- Problem to solve: Every record is to be printed exactly as written, and any picture in it is skipped.
Exercise inputs Start Marker
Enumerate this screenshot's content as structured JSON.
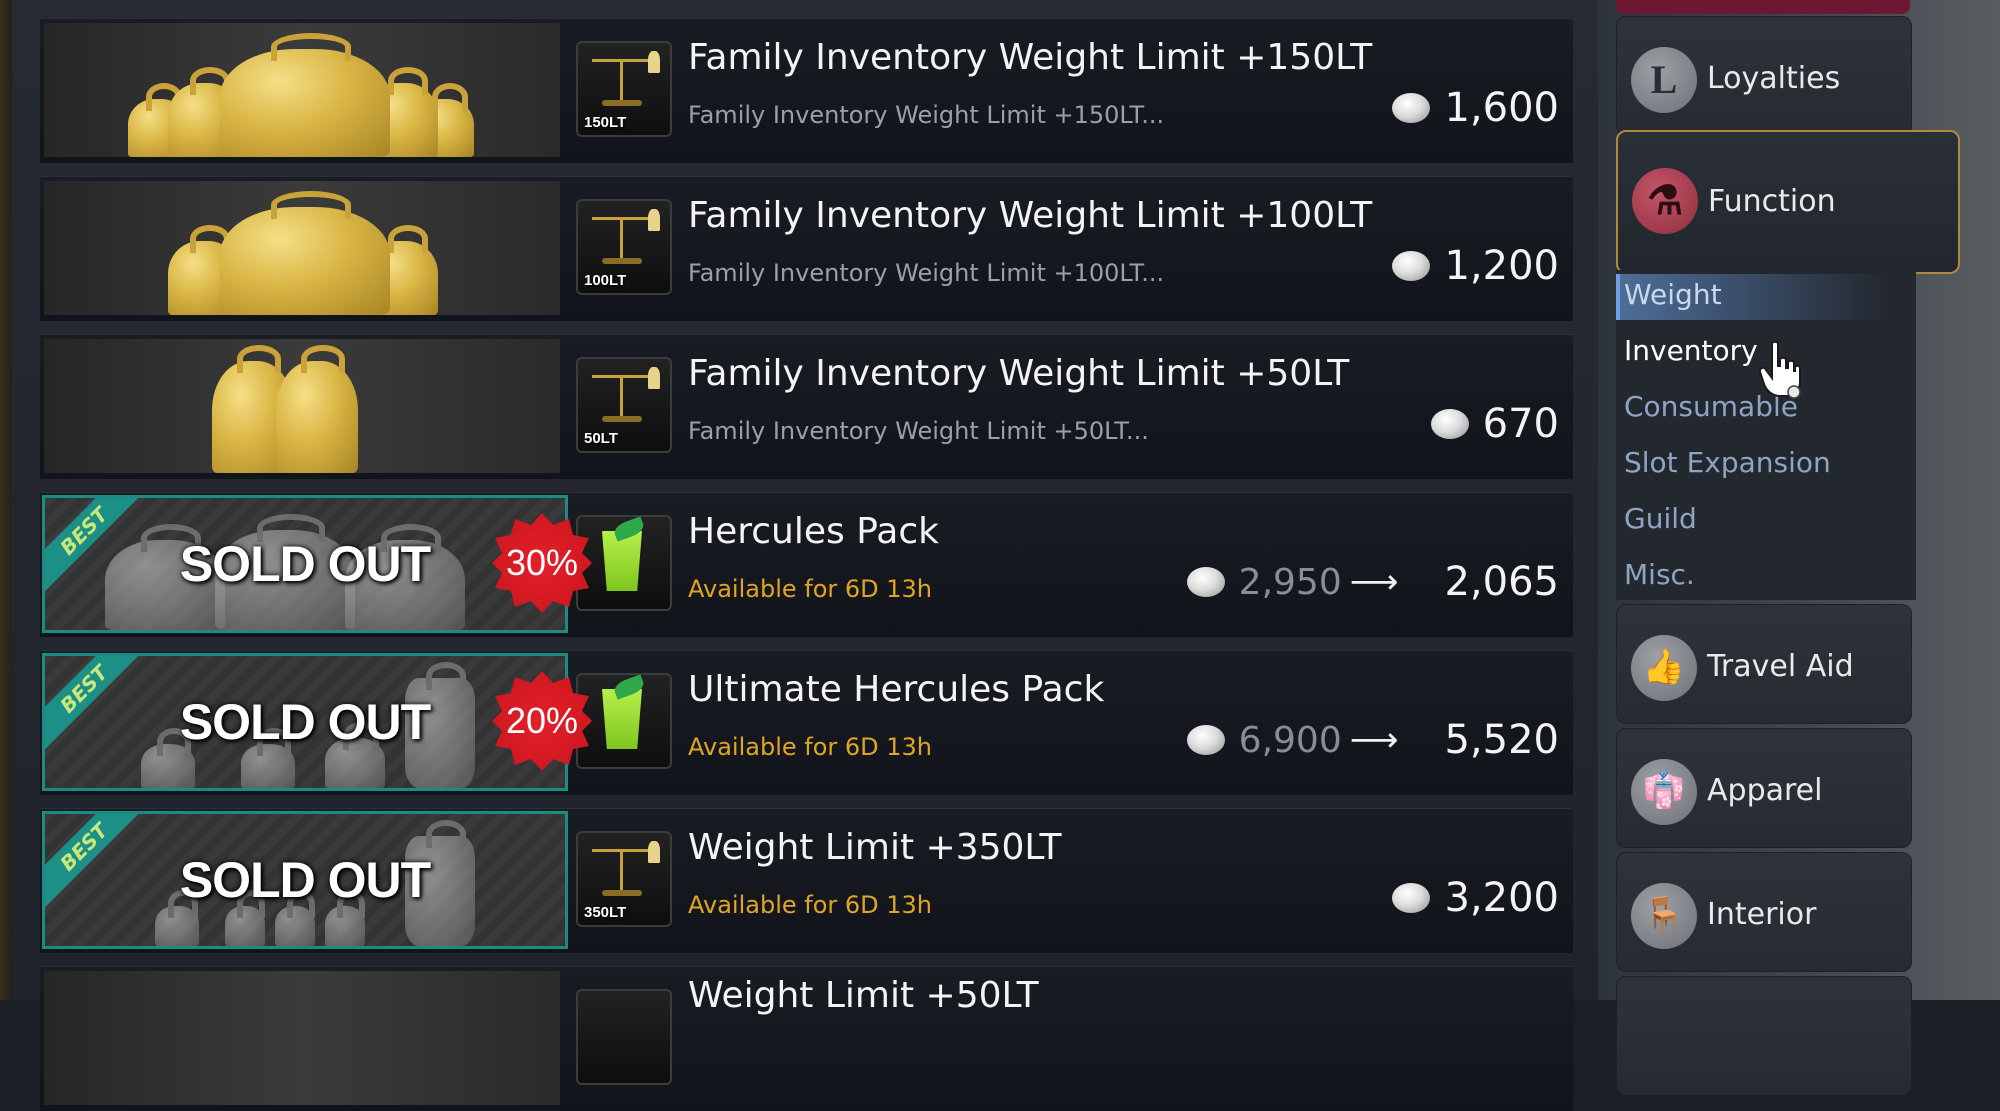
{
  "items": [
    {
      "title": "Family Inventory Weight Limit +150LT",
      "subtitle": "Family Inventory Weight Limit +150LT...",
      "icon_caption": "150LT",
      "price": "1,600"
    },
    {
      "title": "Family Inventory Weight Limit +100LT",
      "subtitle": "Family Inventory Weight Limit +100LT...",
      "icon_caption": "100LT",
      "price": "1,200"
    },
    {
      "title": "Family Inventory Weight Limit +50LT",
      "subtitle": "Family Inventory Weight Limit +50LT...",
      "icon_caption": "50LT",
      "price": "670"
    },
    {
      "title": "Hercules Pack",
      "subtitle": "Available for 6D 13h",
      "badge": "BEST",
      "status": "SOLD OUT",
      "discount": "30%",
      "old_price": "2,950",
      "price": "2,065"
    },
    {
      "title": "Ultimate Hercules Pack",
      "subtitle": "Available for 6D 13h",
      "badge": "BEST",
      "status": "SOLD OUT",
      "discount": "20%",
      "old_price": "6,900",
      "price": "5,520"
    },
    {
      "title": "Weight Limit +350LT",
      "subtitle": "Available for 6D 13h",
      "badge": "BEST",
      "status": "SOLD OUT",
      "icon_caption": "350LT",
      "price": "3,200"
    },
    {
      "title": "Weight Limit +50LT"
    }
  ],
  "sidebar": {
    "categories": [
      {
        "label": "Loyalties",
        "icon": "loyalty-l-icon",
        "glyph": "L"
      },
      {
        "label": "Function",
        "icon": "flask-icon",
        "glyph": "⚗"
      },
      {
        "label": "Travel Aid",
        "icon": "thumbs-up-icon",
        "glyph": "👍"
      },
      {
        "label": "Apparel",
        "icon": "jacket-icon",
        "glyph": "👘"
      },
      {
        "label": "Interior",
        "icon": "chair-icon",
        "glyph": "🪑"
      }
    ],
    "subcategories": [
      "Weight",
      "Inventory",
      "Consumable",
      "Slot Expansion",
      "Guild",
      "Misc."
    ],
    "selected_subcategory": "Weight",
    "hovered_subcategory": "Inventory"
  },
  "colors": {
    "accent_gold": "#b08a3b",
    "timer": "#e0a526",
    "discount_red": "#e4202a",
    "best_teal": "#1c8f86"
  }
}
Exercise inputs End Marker
- Response to the exercise:
Enumerate this screenshot's content as structured JSON.
{
  "items": [
    {
      "title": "Family Inventory Weight Limit +150LT",
      "subtitle": "Family Inventory Weight Limit +150LT...",
      "icon_caption": "150LT",
      "price": "1,600"
    },
    {
      "title": "Family Inventory Weight Limit +100LT",
      "subtitle": "Family Inventory Weight Limit +100LT...",
      "icon_caption": "100LT",
      "price": "1,200"
    },
    {
      "title": "Family Inventory Weight Limit +50LT",
      "subtitle": "Family Inventory Weight Limit +50LT...",
      "icon_caption": "50LT",
      "price": "670"
    },
    {
      "title": "Hercules Pack",
      "subtitle": "Available for 6D 13h",
      "badge": "BEST",
      "status": "SOLD OUT",
      "discount": "30%",
      "old_price": "2,950",
      "price": "2,065"
    },
    {
      "title": "Ultimate Hercules Pack",
      "subtitle": "Available for 6D 13h",
      "badge": "BEST",
      "status": "SOLD OUT",
      "discount": "20%",
      "old_price": "6,900",
      "price": "5,520"
    },
    {
      "title": "Weight Limit +350LT",
      "subtitle": "Available for 6D 13h",
      "badge": "BEST",
      "status": "SOLD OUT",
      "icon_caption": "350LT",
      "price": "3,200"
    },
    {
      "title": "Weight Limit +50LT"
    }
  ],
  "sidebar": {
    "categories": [
      {
        "label": "Loyalties",
        "icon": "loyalty-l-icon",
        "glyph": "L"
      },
      {
        "label": "Function",
        "icon": "flask-icon",
        "glyph": "⚗"
      },
      {
        "label": "Travel Aid",
        "icon": "thumbs-up-icon",
        "glyph": "👍"
      },
      {
        "label": "Apparel",
        "icon": "jacket-icon",
        "glyph": "👘"
      },
      {
        "label": "Interior",
        "icon": "chair-icon",
        "glyph": "🪑"
      }
    ],
    "subcategories": [
      "Weight",
      "Inventory",
      "Consumable",
      "Slot Expansion",
      "Guild",
      "Misc."
    ],
    "selected_subcategory": "Weight",
    "hovered_subcategory": "Inventory"
  },
  "colors": {
    "accent_gold": "#b08a3b",
    "timer": "#e0a526",
    "discount_red": "#e4202a",
    "best_teal": "#1c8f86"
  }
}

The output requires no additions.